“Who knows?,” Hobson said. “We might have to win like 25 in a row before we get into our region tournament. When the region rankings came out, I heard a couple of girls talking about they were disappointed, (saying), ‘Geez, we had people jump in front of us.’ I have always just thought that when you start worrying about rankings and where you are going to be seeded for a tournament, you lose focus on what you need to be looking at, and that’s playing the game.”

The road loss at Northeastern, the lone meeting between the two schools, started a 2-5 stretch for the Tigers that has hurt them in the rankings.
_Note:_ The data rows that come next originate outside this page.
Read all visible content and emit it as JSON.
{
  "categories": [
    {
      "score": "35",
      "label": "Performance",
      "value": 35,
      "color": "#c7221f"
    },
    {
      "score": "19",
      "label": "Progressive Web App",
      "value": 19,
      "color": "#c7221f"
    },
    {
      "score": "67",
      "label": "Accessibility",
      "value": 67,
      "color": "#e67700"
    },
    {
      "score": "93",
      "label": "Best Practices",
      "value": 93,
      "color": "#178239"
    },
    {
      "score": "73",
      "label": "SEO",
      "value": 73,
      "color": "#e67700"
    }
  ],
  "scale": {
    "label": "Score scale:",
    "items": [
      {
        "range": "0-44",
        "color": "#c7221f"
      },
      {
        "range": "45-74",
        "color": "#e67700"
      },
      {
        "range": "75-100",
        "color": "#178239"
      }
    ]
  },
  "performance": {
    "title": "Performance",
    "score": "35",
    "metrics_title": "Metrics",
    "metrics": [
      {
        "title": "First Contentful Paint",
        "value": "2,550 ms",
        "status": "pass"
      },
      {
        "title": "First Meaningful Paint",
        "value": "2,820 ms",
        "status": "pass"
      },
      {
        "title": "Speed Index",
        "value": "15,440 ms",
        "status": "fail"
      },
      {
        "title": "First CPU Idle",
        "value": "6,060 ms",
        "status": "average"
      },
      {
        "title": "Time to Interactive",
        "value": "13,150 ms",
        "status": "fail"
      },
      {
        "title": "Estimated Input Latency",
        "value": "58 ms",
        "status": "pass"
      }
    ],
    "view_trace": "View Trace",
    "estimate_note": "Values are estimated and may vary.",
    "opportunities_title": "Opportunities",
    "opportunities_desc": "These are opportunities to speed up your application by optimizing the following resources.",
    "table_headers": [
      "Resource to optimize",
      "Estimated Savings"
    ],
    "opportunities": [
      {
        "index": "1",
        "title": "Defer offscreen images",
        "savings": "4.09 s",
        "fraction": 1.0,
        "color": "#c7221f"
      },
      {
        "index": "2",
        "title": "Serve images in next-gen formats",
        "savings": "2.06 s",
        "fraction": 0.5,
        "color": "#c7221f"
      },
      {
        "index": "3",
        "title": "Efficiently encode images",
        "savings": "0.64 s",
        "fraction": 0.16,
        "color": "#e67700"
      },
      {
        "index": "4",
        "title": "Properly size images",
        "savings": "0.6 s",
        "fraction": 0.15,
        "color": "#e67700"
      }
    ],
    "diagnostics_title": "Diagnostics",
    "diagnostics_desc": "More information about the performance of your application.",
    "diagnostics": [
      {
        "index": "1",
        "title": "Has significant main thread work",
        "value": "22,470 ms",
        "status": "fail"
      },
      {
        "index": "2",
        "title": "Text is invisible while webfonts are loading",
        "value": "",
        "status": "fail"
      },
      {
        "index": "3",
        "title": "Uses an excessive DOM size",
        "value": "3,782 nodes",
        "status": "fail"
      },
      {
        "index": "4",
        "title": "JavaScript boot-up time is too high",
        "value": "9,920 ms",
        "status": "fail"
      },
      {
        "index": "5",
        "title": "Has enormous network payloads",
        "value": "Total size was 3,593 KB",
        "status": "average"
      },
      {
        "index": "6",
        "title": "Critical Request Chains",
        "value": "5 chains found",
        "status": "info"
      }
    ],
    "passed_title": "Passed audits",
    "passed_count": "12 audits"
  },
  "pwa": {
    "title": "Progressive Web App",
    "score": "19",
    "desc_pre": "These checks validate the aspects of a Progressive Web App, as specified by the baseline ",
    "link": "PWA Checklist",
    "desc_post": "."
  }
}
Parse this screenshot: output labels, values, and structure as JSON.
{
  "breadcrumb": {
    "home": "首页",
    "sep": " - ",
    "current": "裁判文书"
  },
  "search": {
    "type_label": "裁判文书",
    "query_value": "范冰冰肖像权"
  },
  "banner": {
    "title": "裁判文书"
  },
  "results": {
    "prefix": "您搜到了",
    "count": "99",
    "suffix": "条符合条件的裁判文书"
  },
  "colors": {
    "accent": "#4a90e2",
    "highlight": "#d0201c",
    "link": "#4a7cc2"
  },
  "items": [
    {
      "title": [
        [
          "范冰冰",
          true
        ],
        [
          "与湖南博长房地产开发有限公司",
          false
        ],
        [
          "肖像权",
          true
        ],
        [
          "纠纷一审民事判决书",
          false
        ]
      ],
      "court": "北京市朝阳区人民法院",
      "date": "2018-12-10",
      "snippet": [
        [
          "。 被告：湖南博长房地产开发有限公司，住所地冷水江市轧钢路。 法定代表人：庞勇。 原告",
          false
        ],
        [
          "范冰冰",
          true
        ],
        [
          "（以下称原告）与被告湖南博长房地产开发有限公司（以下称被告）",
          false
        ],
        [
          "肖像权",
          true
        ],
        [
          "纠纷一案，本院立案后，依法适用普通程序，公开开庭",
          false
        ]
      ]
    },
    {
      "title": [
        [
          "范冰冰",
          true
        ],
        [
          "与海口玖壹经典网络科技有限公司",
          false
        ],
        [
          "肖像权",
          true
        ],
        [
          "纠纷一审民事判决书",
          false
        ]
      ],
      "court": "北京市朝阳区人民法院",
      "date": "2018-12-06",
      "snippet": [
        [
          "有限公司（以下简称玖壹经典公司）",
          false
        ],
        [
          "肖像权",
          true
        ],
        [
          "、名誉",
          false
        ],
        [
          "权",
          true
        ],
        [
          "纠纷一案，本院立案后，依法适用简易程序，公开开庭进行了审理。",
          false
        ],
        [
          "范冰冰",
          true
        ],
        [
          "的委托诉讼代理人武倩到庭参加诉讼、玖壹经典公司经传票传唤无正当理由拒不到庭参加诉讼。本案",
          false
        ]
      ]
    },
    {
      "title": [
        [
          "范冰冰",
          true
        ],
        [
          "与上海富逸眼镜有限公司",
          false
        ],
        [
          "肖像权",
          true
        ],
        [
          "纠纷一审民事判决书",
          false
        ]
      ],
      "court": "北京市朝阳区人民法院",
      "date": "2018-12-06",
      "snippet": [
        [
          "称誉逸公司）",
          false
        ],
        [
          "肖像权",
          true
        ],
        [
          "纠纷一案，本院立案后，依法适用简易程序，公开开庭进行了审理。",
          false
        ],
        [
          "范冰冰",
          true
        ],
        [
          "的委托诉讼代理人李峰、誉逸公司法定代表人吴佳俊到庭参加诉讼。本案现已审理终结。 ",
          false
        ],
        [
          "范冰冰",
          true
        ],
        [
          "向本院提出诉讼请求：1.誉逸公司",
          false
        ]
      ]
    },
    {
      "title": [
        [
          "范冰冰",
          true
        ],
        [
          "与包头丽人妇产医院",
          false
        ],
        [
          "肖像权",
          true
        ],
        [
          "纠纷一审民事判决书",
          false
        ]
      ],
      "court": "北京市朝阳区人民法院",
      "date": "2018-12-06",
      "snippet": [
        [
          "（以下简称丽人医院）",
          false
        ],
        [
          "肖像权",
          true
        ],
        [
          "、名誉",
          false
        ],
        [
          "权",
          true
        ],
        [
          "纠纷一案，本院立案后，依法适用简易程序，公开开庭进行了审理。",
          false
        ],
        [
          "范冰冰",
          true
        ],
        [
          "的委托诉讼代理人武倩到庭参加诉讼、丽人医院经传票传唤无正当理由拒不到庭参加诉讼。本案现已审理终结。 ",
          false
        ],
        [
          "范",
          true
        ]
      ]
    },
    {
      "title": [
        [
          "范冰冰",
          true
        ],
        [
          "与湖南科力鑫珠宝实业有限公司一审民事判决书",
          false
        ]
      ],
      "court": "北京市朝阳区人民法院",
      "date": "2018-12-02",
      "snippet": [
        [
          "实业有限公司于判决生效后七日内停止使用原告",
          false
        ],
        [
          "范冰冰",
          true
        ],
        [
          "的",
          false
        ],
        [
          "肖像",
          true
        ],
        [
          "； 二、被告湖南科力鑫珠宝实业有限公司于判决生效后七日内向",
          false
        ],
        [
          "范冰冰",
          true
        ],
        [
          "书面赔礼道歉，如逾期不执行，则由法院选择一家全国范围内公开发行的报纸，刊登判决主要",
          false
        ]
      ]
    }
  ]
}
Four of those defeats came on the road.

“I definitely think we saw it as an opportunity on a neutral court. and we knew that we didn’t play our best there, and it was going to be a completely different game here, and we were way more confident,” junior Katelyn Edwards said. “I think we learned a lot from the first time.”

FHSU now has won four straight by at least 13 points, held Northeastern State to 28 percent shooting and limited Riverhawk senior Taylor Lewis, the co-MIAA Player of the Year, to 5 of 14 from the field for a team-high 13 points.

“I think we realized that our season is almost over, and we don’t want to quit playing,” said sophomore center Kate Lehman, who paced the Tigers with 18 points. “This is a great group of girls, probably the best team I have ever, ever been on, and we don’t want it to be over, and if we don’t play good, then we don’t get to keep playing. That’s kind of our attitude.”

FHSU continually rotated fresh bodies to guard Lewis and contained her to 0 of 4 from beyond the arc. It was Lewis’ second game, first against an MIAA opponent, where she didn’t sink a trey.

“Fort Hays did a good job defensively of coming out and playing very hard and utilizing their depth and their size inside,” Northeastern State coach Randy Gipson said.

“They just stuck with me really well throughout the whole entire game,” Lewis added.

Fort Hays forced 12 turnovers and constantly disrupted the passing lanes, especially inside with Lehman and Edwards and Tera Ingalsbe. The Tigers never trailed after the first minute, led 34-20 at halftime and by 24 with 13 minutes, 49 seconds left.

“One thing that we have been working hard on is just seeing the ball,” Hobson said. “I know it sounds like a basic basketball fundamental, but it’s really hard to do when you trying to chase people around four or five curl screens and trying not to lose your man, and then also know where the ball is. It’s not as easy to do as sometimes I think it should be, but we did a very good job of that tonight.”

Keyser continued her strong play with one trey early in the first half and then three more in the first four and a half minutes of the second half. Fort Hays is 12-0 when Keyser hits at least two 3s in a game. In the last 11 contests, Keyser is 29 of 68 (42.6 percent) from beyond the arc. FHSU is 10-1 in those games. Friday's victory marked the first time the Tiger women had won a game at Municipal; FHSU was 0-3.

“The other thing is, when Traci seems to hit some, we always get a few from other people, too, so it’s kind of catching, I think.” Hobosn said, drawing a smile from several Tigers in the news conference. “They see Traci do it, and they say, “Well, I know if Traci can do it, I can hit one, too.’ Traci, the last seven, eight games has been very tough.”